Venus shines brightly over the Mitsuke Iwa Rock in Ishikawa Pref., Japan. (Image credit: Yuga Kurita via Getty Images ) (opens in new tab)
Because Venus is in such proximity to Earth, it is the third-brightest celestial object in the night sky, sitting behind the sun and the moon. The Latin nickname for Venus, which is largely unused in modern days, is ‘Lucifer’, which translates to ‘light bringer’. Lucifer is also a name for the Devil, which is quite a coincidence considering the hellish conditions on the surface of Venus.
Venus is so bright it can cast shadows on Earth. (Image credit: Freelanceimages via Getty Images) (opens in new tab)
Because Venus is the third-brightest object in the night sky, it is bright enough to cast shadows on the surface of Earth.
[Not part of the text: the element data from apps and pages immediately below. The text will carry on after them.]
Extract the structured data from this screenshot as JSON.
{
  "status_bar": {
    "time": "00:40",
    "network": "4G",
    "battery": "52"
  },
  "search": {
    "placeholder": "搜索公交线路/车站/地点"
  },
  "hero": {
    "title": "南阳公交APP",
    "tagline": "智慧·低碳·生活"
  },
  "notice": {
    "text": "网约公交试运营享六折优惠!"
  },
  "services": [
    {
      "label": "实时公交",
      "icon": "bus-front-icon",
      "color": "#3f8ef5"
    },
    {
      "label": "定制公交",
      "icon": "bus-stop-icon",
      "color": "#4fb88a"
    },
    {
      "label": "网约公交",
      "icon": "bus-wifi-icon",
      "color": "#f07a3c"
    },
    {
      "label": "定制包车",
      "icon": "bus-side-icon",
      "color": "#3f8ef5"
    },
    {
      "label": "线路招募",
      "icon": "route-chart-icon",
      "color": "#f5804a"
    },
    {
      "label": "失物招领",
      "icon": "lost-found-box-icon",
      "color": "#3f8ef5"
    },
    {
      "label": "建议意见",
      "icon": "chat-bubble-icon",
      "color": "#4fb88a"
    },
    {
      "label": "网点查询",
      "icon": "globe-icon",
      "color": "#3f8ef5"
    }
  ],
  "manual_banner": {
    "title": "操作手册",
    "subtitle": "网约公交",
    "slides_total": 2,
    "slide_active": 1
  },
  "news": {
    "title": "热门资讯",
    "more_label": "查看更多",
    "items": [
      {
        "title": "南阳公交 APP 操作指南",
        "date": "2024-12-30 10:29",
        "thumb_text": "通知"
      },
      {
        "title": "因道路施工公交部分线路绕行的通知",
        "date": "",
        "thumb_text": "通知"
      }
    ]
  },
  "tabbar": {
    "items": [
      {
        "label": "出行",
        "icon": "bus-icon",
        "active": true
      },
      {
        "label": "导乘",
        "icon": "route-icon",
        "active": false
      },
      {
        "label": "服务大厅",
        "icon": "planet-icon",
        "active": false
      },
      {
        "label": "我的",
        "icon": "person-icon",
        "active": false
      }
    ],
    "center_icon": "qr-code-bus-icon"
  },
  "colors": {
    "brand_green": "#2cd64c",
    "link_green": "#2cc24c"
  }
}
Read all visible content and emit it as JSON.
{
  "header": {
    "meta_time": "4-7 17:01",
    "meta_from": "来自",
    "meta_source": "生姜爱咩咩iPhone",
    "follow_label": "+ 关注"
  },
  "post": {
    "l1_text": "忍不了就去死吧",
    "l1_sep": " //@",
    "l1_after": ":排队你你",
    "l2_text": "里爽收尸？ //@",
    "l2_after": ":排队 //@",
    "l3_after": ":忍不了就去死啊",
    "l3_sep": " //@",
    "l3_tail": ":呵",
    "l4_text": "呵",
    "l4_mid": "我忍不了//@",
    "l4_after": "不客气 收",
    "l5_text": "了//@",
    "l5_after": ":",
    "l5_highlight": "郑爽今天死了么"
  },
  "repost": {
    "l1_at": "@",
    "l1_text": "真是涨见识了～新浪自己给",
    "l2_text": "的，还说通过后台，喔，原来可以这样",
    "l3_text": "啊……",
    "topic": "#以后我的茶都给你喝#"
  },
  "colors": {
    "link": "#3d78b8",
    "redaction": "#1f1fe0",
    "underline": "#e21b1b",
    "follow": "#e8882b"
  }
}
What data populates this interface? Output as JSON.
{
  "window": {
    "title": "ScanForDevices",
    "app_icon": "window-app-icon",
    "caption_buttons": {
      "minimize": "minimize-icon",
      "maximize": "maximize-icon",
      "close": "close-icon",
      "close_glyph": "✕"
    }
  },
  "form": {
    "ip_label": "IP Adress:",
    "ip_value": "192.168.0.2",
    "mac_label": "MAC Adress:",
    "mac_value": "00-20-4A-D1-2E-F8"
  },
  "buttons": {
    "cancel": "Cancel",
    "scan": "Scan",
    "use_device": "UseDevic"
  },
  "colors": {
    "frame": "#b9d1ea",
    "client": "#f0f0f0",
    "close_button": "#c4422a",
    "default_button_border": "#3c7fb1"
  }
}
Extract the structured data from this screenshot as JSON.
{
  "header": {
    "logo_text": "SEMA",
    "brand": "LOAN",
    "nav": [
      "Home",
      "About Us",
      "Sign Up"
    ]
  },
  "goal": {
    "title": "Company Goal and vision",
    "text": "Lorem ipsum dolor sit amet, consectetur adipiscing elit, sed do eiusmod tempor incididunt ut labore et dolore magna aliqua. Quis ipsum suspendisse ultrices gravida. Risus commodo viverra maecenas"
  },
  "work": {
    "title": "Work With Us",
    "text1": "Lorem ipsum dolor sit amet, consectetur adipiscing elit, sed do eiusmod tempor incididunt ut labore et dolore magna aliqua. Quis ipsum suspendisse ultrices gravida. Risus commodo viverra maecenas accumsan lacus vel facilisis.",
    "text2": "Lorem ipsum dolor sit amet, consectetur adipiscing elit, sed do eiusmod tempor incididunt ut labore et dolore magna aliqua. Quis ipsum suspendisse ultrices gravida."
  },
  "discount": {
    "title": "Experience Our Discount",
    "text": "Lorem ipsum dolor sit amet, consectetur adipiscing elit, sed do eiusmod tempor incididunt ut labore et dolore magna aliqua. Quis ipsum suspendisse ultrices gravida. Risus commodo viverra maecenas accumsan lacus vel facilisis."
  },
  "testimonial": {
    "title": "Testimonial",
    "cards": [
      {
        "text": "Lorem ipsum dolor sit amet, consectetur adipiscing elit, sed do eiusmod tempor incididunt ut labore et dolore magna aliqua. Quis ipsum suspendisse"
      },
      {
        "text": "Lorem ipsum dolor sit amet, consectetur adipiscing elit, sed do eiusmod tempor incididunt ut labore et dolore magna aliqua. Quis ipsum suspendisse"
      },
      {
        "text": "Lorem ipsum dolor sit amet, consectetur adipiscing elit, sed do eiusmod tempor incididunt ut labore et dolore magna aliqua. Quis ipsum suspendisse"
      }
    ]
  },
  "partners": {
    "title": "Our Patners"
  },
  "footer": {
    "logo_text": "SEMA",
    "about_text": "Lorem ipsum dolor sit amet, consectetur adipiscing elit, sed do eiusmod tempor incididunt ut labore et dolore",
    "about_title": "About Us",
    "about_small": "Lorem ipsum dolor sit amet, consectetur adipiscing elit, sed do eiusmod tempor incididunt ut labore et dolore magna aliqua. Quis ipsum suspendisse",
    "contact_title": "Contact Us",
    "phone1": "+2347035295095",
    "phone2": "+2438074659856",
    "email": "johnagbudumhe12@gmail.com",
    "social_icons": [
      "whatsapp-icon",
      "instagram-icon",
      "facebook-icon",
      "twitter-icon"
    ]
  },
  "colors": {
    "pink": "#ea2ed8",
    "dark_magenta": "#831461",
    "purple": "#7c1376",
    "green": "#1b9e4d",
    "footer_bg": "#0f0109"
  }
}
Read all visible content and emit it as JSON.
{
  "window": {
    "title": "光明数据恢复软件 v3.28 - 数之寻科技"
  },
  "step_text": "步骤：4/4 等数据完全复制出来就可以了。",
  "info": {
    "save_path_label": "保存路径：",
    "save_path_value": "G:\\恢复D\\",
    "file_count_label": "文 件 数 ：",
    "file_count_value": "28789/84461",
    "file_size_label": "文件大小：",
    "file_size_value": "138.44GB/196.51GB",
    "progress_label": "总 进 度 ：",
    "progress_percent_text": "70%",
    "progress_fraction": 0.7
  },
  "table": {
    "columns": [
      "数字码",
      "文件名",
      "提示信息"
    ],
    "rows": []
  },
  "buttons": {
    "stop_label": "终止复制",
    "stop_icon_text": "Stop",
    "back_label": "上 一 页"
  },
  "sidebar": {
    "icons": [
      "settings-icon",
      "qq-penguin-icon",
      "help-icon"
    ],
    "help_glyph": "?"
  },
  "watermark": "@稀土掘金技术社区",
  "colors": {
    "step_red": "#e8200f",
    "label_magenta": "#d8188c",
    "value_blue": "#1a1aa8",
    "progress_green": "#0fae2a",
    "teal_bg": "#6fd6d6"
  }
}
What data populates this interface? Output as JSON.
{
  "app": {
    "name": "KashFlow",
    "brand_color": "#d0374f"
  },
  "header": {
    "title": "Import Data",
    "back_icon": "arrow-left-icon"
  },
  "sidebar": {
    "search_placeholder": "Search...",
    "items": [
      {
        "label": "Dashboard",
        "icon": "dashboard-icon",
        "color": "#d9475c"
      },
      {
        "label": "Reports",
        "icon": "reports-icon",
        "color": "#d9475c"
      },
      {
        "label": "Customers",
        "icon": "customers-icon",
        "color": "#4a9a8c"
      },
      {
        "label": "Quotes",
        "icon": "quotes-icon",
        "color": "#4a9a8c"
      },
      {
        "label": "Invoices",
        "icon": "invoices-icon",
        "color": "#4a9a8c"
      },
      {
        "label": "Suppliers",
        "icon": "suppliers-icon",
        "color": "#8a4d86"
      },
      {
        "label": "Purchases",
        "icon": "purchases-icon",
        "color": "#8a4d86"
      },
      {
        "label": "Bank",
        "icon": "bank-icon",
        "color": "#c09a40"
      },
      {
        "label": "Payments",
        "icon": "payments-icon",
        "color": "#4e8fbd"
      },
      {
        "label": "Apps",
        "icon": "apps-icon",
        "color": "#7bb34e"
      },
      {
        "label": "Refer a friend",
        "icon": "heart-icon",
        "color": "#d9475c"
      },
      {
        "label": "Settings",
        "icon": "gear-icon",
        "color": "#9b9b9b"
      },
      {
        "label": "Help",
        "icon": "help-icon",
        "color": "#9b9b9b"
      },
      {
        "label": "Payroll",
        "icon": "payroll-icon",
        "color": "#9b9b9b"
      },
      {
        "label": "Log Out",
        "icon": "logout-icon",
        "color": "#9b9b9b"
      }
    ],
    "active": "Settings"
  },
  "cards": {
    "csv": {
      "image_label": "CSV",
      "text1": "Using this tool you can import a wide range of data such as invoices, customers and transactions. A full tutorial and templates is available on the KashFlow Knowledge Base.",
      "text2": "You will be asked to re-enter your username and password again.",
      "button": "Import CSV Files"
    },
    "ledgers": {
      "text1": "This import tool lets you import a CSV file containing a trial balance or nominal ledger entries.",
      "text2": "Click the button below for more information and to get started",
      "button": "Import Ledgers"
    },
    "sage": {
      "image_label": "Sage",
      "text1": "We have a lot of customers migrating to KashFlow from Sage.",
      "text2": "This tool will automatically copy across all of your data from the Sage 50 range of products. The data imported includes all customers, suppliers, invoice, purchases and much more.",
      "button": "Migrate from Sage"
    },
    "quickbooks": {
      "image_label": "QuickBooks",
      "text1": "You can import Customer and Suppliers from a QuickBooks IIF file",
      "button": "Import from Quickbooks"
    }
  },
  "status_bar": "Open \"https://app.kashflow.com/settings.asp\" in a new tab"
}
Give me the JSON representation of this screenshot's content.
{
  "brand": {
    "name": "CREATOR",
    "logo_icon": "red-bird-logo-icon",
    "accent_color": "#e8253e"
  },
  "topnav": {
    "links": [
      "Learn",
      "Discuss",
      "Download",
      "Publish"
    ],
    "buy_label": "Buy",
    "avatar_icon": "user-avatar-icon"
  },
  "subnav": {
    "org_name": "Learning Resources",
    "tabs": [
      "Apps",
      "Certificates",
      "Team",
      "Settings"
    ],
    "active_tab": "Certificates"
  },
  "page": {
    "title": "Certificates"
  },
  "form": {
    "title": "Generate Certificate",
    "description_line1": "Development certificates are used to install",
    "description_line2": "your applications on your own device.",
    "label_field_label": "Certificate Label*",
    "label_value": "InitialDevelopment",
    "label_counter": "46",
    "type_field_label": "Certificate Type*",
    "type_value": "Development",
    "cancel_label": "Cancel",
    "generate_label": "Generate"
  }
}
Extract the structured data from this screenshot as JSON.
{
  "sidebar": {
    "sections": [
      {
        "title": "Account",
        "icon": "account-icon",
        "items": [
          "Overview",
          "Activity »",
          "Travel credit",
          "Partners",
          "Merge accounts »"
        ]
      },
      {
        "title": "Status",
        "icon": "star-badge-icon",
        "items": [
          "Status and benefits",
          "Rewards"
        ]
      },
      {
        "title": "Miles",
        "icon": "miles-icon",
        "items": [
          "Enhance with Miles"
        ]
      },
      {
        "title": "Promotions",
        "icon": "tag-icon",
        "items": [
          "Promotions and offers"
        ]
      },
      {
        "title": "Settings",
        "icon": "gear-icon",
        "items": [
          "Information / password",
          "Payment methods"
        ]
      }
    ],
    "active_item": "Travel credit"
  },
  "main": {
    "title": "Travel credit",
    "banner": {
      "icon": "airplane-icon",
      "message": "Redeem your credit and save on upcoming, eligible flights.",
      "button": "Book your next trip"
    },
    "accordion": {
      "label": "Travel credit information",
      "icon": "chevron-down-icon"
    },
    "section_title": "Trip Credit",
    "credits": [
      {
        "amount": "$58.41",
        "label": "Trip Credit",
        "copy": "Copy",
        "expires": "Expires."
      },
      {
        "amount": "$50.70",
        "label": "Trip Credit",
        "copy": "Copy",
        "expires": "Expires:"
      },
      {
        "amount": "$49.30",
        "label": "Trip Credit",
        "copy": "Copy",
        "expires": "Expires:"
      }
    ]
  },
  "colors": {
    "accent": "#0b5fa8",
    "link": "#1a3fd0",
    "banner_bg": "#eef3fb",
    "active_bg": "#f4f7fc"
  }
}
Only two other celestial objects are capable of this: the sun and the moon. However, very good eyesight is needed to see these Venusian shadows.
Venus is blanketed by a thick veil of clouds. This image of Venus was captured by NASA’s Mariner 10 on Feb. 5, 1974. (Image credit: NASA) (opens in new tab)
Although the planet moves slowly, the clouds move across the atmosphere once every four Earth days; this is known as ‘superrotation’. This generates speeds of 224 miles (360 km) per hour, which surpasses the speeds of the most dangerous hurricanes on Earth. The speeds decrease with cloud height, creating winds that are just a few miles per hour on the surface.